Bowser thinks the Antarctic research is well worth every bit of discomfort and trouble. (In fact, he recently applied for a federal research grant that would expand his ocean explorations and his studies of Foraminifera into the waters off the coast of Greenland. Polar bears are his only concern, he says.)

Each trip to the Antarctic lasts two to three months, during which time Bowser collects between 20,000 and 30,000 samples of Foraminifera. (The organism's scientific name is Astrammina rara.) One of the first set of experiments Bowser conducted in his Albany laboratory was aimed at investigating what the organism ate. The scientists assumed that the one-celled Astrammina would eat organisms smaller than itself, so they fed the creature bacteria, algae and fecal matter. Astrammina ate all of the above, as expected. But then, something amazing happened.

In an experiment aimed at seeing what creatures would feed on Astrammina, Bowser introduced into a plate of Astrammina a crustacean that he assumed would be a predator on the smaller one-celled protozoa. Lo and behold, Bowser found that instead of eating the one-celled Astrammina, the crustacean was actually eaten by the smaller organism!

"This was completely unexpected," he says. "It was completely backward, actually reversing the food chain." After further study, Bowser concluded that in order to eat the larger crustacean Astrammina relies on the many long filaments (called pseudopods) that it pokes out of holes in its sand-encased shell. The pseudopods (which at their largest are about the size of a human hair) secrete strong extracellular fibers that, netted together, can trap larger organisms.

"These single-celled creatures, we have decided, act like the spiders of the sea," Bowser says, "sending across the ocean floor a carpet of pseudopods that act like webs." While he has no direct proof, Bowser hypothesizes that Foraminifera probably feed on the young of many larger ocean organisms, including starfish and sea cucumbers, thereby regulating the population size of these larger creatures.

"We believe that this tiny one-celled creature may in fact be a major player in terms of regulating marine life on the planet," Bowser says. "In any case, we believe that we as humans should learn more about these organisms and certainly we should be careful not to dispose of toxins in the ocean which could hurt them."

Probably the most fascinating feature of' Astrammina, though, is the fact that it is able to build its own shell. "How does a single-celled creature pick up a grain of sand and say, 'O.K., this is the right size, shape and color, I think I'll glue it in place here'? How is a single cell able to do this'? For 150 years, nobody has been able to figure it out."

Foraminifera's remarkable shell-building capability was first described by a scientist named W. B. Carpenter in the mid1800s. Later, Carpenter wrote to Charles Darwin to share his observations on this phenomenon. Darwin wrote back to Carpenter, expressing his amazement and saying he, too, was puzzled about how the creature was able to assemble its own shell.

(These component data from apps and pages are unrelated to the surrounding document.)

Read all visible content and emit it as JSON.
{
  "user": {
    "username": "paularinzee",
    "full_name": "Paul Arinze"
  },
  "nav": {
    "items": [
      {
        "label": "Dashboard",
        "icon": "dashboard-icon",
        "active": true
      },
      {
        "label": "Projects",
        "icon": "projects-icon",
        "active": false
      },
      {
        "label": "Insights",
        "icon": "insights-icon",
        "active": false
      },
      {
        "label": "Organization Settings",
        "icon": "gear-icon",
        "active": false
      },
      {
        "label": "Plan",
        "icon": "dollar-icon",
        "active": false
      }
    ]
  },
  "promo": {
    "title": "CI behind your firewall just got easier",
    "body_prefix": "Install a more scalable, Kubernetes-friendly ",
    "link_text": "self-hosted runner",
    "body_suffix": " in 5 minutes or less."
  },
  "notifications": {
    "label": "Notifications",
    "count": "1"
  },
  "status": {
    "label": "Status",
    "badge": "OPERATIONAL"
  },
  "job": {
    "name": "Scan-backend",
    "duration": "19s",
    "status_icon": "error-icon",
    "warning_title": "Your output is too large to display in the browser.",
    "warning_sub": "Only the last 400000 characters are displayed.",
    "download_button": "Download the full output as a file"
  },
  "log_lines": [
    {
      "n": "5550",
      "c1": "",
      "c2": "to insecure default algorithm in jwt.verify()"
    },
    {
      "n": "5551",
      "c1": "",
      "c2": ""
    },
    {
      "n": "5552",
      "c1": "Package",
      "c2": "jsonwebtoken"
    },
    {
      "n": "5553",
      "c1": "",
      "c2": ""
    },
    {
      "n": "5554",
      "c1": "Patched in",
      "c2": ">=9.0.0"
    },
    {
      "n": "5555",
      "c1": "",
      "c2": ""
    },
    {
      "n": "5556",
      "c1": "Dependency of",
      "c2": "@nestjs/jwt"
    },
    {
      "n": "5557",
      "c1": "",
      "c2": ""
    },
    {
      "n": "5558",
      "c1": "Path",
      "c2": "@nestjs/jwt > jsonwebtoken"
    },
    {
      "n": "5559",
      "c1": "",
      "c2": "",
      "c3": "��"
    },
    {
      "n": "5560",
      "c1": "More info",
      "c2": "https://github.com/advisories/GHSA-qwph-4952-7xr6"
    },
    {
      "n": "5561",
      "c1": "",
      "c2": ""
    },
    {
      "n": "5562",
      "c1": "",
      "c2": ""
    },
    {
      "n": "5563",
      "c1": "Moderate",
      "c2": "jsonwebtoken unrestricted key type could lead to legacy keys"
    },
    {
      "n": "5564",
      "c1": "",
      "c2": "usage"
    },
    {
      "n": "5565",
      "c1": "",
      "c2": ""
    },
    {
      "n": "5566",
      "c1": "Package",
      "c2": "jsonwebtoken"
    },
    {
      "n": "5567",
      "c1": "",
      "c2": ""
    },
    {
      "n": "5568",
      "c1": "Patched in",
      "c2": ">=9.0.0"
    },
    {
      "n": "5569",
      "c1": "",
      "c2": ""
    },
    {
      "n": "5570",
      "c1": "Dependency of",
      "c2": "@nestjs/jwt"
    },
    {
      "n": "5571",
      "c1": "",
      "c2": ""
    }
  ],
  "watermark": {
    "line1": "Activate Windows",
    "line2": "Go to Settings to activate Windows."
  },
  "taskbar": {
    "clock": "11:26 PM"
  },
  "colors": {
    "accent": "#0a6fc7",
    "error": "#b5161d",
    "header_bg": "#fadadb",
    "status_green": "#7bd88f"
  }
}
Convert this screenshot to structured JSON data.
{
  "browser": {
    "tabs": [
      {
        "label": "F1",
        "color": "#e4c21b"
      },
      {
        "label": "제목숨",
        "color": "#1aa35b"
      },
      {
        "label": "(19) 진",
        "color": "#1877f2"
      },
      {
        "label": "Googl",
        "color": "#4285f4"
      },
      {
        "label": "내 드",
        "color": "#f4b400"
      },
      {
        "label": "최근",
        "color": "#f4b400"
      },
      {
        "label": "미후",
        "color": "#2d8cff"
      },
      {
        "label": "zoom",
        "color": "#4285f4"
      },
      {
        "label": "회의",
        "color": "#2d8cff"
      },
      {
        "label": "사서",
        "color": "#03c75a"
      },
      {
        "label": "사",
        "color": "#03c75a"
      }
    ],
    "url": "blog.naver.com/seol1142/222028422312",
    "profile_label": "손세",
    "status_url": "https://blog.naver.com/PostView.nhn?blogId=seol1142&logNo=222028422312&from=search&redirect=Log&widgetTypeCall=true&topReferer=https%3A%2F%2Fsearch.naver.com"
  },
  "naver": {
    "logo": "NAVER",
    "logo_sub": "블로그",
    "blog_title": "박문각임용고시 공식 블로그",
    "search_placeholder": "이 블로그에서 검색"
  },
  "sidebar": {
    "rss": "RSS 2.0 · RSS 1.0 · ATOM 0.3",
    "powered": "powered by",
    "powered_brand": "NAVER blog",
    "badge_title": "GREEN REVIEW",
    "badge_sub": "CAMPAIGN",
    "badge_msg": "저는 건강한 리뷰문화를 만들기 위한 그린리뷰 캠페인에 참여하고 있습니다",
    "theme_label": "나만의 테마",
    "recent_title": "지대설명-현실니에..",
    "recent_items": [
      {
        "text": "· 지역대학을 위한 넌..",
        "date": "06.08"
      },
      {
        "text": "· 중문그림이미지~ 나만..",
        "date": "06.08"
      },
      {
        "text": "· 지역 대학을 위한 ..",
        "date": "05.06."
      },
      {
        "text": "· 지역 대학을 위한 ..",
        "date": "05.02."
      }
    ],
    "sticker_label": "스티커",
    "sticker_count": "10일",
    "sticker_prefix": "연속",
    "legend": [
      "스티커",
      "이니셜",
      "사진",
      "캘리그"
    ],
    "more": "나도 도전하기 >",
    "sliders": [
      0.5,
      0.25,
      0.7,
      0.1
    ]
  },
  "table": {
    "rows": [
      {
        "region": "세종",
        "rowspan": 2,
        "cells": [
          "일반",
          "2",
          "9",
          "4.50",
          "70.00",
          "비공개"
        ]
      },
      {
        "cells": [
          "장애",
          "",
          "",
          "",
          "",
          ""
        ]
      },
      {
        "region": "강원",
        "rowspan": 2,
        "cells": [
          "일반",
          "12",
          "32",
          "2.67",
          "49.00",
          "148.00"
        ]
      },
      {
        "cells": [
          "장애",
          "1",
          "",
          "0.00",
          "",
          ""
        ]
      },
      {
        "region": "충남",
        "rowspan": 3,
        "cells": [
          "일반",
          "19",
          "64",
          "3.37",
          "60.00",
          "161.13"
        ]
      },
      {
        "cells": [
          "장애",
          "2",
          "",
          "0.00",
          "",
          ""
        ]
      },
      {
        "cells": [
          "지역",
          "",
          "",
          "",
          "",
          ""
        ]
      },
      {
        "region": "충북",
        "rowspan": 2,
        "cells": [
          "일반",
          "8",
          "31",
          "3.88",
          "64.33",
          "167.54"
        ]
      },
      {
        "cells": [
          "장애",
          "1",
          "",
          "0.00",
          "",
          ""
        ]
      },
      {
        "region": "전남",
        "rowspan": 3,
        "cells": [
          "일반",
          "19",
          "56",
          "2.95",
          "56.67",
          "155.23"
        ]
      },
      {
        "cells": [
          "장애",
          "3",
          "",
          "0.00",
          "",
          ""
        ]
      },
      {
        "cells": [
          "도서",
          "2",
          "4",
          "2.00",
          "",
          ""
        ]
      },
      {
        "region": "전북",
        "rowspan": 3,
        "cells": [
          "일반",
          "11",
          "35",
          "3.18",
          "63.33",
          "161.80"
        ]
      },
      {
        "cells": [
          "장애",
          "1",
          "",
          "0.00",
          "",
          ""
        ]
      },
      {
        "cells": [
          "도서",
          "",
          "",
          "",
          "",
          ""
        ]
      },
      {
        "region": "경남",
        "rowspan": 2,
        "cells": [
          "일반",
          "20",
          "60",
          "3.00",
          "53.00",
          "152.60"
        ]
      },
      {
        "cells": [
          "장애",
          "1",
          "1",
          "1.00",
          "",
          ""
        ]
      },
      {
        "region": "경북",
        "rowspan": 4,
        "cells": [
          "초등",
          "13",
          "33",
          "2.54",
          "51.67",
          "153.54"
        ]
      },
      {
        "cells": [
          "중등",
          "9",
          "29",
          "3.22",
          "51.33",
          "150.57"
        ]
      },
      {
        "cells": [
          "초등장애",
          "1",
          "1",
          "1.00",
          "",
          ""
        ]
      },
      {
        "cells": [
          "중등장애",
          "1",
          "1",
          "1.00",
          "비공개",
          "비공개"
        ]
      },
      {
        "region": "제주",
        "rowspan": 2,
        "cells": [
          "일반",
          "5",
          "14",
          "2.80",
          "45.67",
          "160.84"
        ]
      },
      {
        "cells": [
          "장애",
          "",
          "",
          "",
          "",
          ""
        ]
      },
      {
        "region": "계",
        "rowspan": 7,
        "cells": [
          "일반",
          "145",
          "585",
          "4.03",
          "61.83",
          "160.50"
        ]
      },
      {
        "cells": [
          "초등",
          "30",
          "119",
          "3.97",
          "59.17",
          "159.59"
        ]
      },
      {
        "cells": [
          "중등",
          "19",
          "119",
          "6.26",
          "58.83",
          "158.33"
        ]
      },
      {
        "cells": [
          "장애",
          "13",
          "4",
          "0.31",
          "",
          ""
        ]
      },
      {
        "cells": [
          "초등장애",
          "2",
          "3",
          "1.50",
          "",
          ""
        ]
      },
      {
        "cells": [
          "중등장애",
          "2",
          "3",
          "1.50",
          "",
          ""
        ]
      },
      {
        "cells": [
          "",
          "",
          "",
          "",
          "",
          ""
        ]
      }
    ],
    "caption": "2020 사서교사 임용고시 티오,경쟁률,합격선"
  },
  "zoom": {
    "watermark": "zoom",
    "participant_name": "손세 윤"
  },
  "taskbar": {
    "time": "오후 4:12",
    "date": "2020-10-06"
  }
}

Curiously, in certain species, the youngest Foraminifera build shells that are triangular in shape. As the organism matures, the creature constructs a more and more complex geometrical shape, becoming a square, and then adding more sides to its "house."

In the laboratory, Bowser focuses on finding out how Astrammina secretes the adhesive for its shell. Barnacles and other large sea creatures rely on several glands and physical agents to secrete adhesives. But Foraminifera have none of these features. So Bowser, a cell biologist by training, is now busy looking for "organelle equivalents" that might explain the Foraminifera's ability to produce adhesives.

In the long run, his search for the adhesive may yield some vitally important health and medical applications. "Here we have a simple creature that can secrete a remarkable glue that works underwater," Bowser says. "Maybe, in the future, it will help us solve a whole host of binding problems in watery environments."